If your kids won't study history, take them to see National Treasure. It may not make them appreciate history, but it will show them there are worse things they could be doing than studying it.
Actually, National Treasure feels like an educational videogame that was adapted into a movie for sales synergy. A PG-rated Disney release, it's pretty lightweight for adults (think a third-rate Indiana Jones) and will make kids suspicious that someone's trying to slip them some lessons in a candy coating.
The first two sequences set up the story with more dialogue than some entire films contain, especially Jerry Bruckheimer films. When the talking stops, a ship hundreds of years old (buried in ice near the Arctic Circle) is blown up. (Oh, that Jerry Bruckheimer.)
First, in 1974, a grandfather (Christopher Plummer) gives a lesson to young Benjamin Franklin Gates, who will grow up to be Nicolas Cage. It involves an ancient treasure that had been lost for a millennium, but was found by the Knights Templar a thousand years ago and later brought to the New World and hidden so the British wouldn't get it.
In 1832, a Gates ancestor was given a clue to the treasure by the last surviving signer of the Declaration of Independence before he died. What Ben's father (Jon Voight) describes as "six generations of fools" have been looking for it ever since. Voight quit after 20 years and encourages his son to stop, saying each clue only leads to another clue, but there is no treasure.
That doesn't stop Ben, 30 years later, from thawing out that old boat, where he finds a Meerschaum pipe with a riddle inscribed in its stem. He interprets this– at great length– to say there's a map on the back of the Declaration of Independence. When Ben's financier/partner, Ian (Sean Bean), demands they steal the ancient document Ben refuses, and they part company.

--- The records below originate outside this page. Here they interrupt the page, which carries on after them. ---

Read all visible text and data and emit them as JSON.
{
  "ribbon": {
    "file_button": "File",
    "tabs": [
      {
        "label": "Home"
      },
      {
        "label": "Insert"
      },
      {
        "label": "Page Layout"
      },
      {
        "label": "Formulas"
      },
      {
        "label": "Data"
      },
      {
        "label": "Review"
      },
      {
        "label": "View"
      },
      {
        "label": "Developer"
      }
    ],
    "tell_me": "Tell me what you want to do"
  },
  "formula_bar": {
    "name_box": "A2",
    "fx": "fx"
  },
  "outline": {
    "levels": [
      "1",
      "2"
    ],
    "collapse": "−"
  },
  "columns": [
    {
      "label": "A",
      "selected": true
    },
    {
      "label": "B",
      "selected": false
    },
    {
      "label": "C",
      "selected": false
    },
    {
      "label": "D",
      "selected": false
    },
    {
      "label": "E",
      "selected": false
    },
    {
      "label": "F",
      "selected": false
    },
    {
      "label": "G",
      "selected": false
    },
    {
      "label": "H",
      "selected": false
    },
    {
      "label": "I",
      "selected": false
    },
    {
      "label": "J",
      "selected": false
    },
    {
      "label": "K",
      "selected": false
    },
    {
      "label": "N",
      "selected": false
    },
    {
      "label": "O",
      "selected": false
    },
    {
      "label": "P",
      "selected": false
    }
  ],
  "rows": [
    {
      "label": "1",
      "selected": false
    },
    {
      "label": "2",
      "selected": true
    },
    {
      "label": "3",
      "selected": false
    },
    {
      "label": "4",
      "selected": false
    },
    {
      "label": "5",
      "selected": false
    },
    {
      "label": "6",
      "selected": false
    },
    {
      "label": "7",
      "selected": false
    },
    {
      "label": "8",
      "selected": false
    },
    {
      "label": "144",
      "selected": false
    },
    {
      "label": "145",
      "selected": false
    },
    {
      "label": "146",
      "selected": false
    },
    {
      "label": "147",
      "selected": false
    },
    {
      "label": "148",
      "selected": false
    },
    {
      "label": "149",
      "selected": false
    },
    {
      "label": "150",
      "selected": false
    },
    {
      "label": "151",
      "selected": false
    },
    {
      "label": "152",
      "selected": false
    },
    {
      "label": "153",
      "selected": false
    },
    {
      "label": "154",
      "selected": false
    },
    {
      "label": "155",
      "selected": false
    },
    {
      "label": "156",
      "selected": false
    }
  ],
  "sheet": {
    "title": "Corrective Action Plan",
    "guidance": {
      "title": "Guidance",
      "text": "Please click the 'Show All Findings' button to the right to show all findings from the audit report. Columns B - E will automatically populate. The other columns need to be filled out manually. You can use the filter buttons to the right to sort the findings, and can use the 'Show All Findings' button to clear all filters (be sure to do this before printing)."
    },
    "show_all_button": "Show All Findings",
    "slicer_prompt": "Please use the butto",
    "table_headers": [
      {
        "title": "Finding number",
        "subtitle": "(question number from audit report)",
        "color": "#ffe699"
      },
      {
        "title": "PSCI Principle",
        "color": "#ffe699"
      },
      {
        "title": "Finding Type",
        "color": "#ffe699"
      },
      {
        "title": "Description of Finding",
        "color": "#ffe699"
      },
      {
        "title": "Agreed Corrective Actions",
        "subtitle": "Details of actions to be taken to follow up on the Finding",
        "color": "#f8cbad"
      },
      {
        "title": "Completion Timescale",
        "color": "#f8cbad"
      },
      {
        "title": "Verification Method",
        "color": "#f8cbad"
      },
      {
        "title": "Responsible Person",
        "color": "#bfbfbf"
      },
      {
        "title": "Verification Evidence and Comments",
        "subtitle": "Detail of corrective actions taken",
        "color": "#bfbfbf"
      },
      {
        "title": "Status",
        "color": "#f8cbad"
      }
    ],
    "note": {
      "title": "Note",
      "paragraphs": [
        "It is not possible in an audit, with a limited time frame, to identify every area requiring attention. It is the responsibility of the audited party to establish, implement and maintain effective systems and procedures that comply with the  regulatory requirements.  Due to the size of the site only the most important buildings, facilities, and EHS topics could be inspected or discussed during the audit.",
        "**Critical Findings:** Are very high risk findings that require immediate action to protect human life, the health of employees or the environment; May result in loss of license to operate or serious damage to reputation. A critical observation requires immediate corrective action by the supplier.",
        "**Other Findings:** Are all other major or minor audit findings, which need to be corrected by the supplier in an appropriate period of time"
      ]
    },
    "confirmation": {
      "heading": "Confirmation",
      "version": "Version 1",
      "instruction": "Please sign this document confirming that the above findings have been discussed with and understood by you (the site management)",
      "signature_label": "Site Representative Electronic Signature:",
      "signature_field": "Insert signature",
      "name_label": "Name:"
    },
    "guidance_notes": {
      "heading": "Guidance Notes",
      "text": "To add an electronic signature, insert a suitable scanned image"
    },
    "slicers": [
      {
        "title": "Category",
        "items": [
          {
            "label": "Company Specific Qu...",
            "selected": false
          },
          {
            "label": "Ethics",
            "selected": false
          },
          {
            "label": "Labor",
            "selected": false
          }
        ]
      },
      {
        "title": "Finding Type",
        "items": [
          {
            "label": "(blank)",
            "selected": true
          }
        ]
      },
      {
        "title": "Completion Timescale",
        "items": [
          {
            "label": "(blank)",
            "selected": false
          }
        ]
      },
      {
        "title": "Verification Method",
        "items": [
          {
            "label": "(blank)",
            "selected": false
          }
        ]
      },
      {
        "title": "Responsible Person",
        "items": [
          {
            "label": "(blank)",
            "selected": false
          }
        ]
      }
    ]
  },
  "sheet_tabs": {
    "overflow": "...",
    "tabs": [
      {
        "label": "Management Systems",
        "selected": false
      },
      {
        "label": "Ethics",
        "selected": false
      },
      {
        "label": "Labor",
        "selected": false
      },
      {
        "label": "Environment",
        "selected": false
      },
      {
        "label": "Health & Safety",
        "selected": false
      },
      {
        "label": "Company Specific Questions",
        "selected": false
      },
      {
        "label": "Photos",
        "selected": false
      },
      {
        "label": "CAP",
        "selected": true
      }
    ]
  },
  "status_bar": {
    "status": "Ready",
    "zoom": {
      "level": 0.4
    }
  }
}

Ben and his sidekick, Riley (Justin Bartha, a young Crispin Glover) head for Washington to warn the FBI and Homeland Security that the Declaration is about to be stolen. They won't listen to him, so he goes to the National Archives and tries to persuade Dr. Abigail Chase (Diane Kruger). She's no more receptive than the others, but she's prettier. (This doesn't seem to matter much to the asexual Riley, who may have a crush on Ben.)
So Ben and Riley steal the document before Ian and his thugs can, and the chase is on. Dr. Chase goes along to protect the document. The trail leads to Philadelphia, where there's another clue at Independence Hall, then to New York and maybe Boston. It's like Cellular for historians, but slower paced.
While it's easy to tell the good guys from the bad guys, it's not clear what the good guys intend to do with the treasure if they find it; but we know they'll do the right thing– whatever it is– in the end.
For a Bruckheimer action movie, National Treasure– perhaps hampered by the PG rating– is short on memorable action sequences. There's enough that the picture's pulse never stops, but it has a surprisingly slow count.
Cage is in his mildly obnoxious, doing-it-for-the-money mode. With the paycheck he got, who needs treasure? The other actors do what's expected of them– or less. The document representing the Declaration endures an amazing amount of abuse, being rolled and unrolled countless times, soaked in lemon juice (to read the invisible ink), and handled far more than it's been for centuries– kinda like the way the Republicans treat the Constitution.
There's probably an intrinsic patriotic appeal to building a story around national monuments and historical documents, so think of your ticket purchase as an act of solidarity with Bruckheimer Nation.